With another Democratic candidate debate on tap in Nevada later today, you can bet Barack Obama is going to get questions about his proposal for modifying the cap on income subject to Social Security payroll taxes. But it’s important to understand why this is such a big deal for a lot of progressive Democrats. His proposal isn’t the controversial thing (though it certainly would be in a general election campaign, where it would be hammered by Republicans as a tax increase); it’s his decision to raise the subject at all, and particularly his use of the word “crisis” to describe the status of the Social Security system.
The immediate reason for this reaction is obvious enough; by the well-earned end of Bush’s 2005 drive to divert payroll tax funds to create private retirement accounts, Democratic critics of his plan were devoting just as much time denying there was a Social Security solvency problem as they were attacking the plan’s baleful consequences. So ironically, a proposal by Obama that’s “Left” in terms of its specifics (avoiding any benefit changes while making the payroll tax burden more progressive) is drawing fire from the Left itself as a heretical concession to the rationale for Bush’s proposal, and to those much-derided “Centrist” media types who like to talk about entitlement reform. And for that reason, the reaction among left-bent Democrats to Obama’s Social Security rap provides a microcosm of the exquisite ambivalence they are experiencing over the Obama candidacy in its entirety.
For an idea of the significance invested in this issue by many progressive netroots activists, check out this person-to-person grilling that Obama received from MyDD’s Jonathan Singer:
Barack Obama: I think the point you’re making is why talk about it right now. Is that right?
Jonathan Singer: Yeah. And why use the term “crisis”?
Obama: It is a long-term problem. I know that people, including you, are very sensitive to the concern that we repeat anything that sounds like George Bush. But I have been very clear in fighting privatization. I have been adamant about the fact that I am opposed to it. What I believe is that it is a long-term problem that we should deal with now. And the sooner the deal with it then the better off it’s going to be.
So the notion that somehow because George Bush was trying to drum up fear in order to execute [his] agenda means that Democrats shouldn’t talk about it at all I think is a mistake. This is part of what I meant when I said we’re constantly reacting to the other side instead of setting our own terms for the debate, but also making sure we are honest and straight forward about the issues that we’re concerned about.
Singer’s take on this conversation?
In all it’s not everything that I wanted to hear. But perhaps more importantly, Obama had the opportunity to hear that folks don’t want him talking about a non-existent “crisis” in Social Security. And hopefully, he will pay heed to that sentiment.

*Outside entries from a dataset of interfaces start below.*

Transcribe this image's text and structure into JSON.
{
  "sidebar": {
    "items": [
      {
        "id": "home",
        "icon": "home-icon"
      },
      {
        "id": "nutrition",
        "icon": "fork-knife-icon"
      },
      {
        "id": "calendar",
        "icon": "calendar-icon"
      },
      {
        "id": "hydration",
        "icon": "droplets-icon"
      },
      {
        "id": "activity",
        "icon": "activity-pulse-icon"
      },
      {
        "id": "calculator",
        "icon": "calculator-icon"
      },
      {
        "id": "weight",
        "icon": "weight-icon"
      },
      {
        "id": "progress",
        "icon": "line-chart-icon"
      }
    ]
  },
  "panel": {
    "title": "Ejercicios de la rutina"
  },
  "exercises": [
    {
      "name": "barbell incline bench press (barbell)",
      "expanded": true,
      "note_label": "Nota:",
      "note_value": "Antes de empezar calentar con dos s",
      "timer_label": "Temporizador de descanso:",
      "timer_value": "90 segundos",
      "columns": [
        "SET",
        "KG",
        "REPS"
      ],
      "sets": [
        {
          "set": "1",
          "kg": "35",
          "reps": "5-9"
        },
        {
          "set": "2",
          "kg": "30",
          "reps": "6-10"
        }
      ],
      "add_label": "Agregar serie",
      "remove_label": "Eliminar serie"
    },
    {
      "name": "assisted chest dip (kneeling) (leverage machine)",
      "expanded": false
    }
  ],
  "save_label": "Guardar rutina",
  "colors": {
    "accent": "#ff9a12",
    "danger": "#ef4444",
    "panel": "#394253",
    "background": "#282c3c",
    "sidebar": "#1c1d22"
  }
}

There, in a nutshell, is the lingering concern a lot of folks on the Left have with Barack Obama: his policies are suitably progressive, but his framing of those policies, from his constant invocation of bipartisanship to his occasional violation of progressive taboos (e.g., lecturing teachers about their opposition to merit pay, and bloggers about their “incivility”, and consorting with anti-gay gospel singers), makes them suspect he’s really talking past them in order to appeal to the David Broders of the political world.
The recent buzz surrounding the possibility that Obama’s on course to provide a real challenge to Hillary Clinton has brought these conflicted feelings about Obama on the Left to a head once again. And the “crisis” over Obama is heightened by the fact that John Edwards is simultaneously offering, not just the progressive “steak” but all the netroots-style “sizzle” any Broder-hating blogger could ever ask for, line for line and word for word.
As we get closer to actual voting, the Left’s “Obama Problem” is becoming acute. At one site alone, OpenLeft, and on one day, you have Matt Stoller citing the candidate’s new package of technology proposals as the reason he’s now leaning towards support for Obama, and Chris Bowers hoping against hope that Obama, despite himself, could marshal the creative class/minority working class coalition that Chris considers the future of progressive politics. Both these gents have strongly criticized and (in Chris’ case) written off Obama in the very recent past, mainly for the heresies cited above.
I’m discussing this phenomenon mainly to crystallize the subtext of much of the netroots debate on Obama, Edwards, and the entire Democratic nominating contest. Does it really matter in terms of actual voters? You’d have to guess John Edwards thinks so, given his ever-more-faithful channeling of netroots-approved rhetoric these days. And to the extent that everyone agrees media coverage of the campaign does move votes, it’s not so strange that New Media coverage would have an impact as well.
But votes will move media, too. If Edwards wins in Iowa, it will inevitably be viewed as an ideological as well as organizational triumph, and even if Obama survives to fight again, his support on the Left will rapidly dissipate. If Obama wins Iowa, and gets the desired one-on-one with HRC, the Left’s Obama Problem may be resolved in the opposite direction, though the agony inflicted by Obama’s “centrist” rhetorical tendencies could grow with the realization that the Left has nowhere else to go.
In the meantime, this “primary within the primary” will continue. And so, too, will the quieter but still very interesting internal debate among Democratic “centrists” about Obama and his rivals, a topic I’ll write about in the near future.